It is baffling that there is such a wilful ignorance and confusion amidst us. How many more have to die at the hands of these militant organisations for us to realise that we cannot differentiate between their stated cause and means? Social justice within a nation state cannot be had from a non-state actor. For this, one has to strengthen state institutions and not rely on speedy Taliban kangaroo courts. For social services provision, one cannot rely on militant organisations that make use of this social and economic deficit to buy our souls.
For instance, the modus operandi of the now Falah-e-Insayat is that it operates three hospitals, 34 dispensaries, fixed and mobile medical camps and 11 ambulance services. The patients and their families form an important catchment area for recruitment. It has more than 550 schools in key areas of the country. These schools are in addition to the madrassas that are operated by its affiliates. In these 550 schools, students are taught mathematics, science and English. The morning headlines are read out in the school assembly and students are encouraged to discuss them with the teachers plugging in to paint the context in militant colours. The organisation also has a huge publishing wing with a monthly magazine and the weekly paper separately having a circulation of over 140,000 with separate special periodicals for women and students.

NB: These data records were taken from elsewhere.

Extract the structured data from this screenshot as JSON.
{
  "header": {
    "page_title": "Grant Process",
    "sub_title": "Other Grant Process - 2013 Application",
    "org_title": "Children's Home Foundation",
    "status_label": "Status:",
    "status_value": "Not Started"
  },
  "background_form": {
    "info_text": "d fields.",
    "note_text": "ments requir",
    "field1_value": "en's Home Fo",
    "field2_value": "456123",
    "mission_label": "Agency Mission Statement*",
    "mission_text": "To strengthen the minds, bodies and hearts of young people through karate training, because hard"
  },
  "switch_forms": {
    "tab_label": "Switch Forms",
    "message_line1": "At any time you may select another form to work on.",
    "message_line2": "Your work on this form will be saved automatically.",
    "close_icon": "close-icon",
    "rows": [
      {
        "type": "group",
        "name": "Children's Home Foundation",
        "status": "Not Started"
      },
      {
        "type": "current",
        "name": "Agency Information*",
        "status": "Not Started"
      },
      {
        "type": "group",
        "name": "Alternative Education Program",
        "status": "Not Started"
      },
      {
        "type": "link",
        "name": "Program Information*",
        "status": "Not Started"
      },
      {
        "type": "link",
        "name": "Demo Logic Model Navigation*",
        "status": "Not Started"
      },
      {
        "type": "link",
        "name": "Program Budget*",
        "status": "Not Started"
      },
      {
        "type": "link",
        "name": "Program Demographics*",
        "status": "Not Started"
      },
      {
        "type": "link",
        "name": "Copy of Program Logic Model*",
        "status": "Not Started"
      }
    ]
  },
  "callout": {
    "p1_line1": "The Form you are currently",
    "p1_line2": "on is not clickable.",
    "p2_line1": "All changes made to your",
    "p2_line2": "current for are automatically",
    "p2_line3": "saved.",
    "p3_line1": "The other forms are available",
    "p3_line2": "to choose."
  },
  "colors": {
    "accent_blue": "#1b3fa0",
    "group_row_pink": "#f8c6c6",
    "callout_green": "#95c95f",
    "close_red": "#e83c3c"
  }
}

The intelligent building of various aspects of the organisation and the way it has strategically managed to survive under various names through the years, succeeding in confusing people, is the result of the excellent manipulative skills of the group of teachers associated with Lahore University of Engineering and Technology in 1986, who founded this organisation. For anyone who seeks to romanticise their Robin Hood role, two statements should suffice. The organisation itself claims in its monthly magazine that, “it has assisted Taliban and al Qaeda in their fight against the US and the Northern Alliance in Afghanistan since December 2001.” The cannon fodder is, of course, provided by families who have benefited from their social services. Their worldview can be gauged from one of their leaders’ statements, Hafiz Saeed, at a 2004 conference where he reported that, “Pakistan should not be captured within its geographical limits. All Muslims from Ahmedabad, other parts of Gujarat, Hyderabad Deccan, Bihar, Bengal and Uttar Pradesh should be treated as Pakistanis. Pakistan’s atomic weapons programme is actually an instrument of Islam and not merely of the state of Pakistan.”
Speaking of the government’s response to this tragedy, is the army not part of the state’s response to the emergency? If the army is funded by the taxpayers just like the police or railways, then how can we differentiate between the government and the army?
The need for all the government’s agencies to respond immediately and continuously to rehabilitate the flood victims is clear. However, one has to be wary of the militant organisation’s designs as the food they give is poisoned with their ideological medicine. The flood victims need to make a conscious choice between their today and tomorrow. If they accept the militant’s gloved hand today, then they should not cry tomorrow when even further devastation is caused due to terrorism. If you sleep with the enemy, you cannot cry rape later.
The writer is an Islamabad-based development consultant. She can be contacted at firstname.lastname@example.org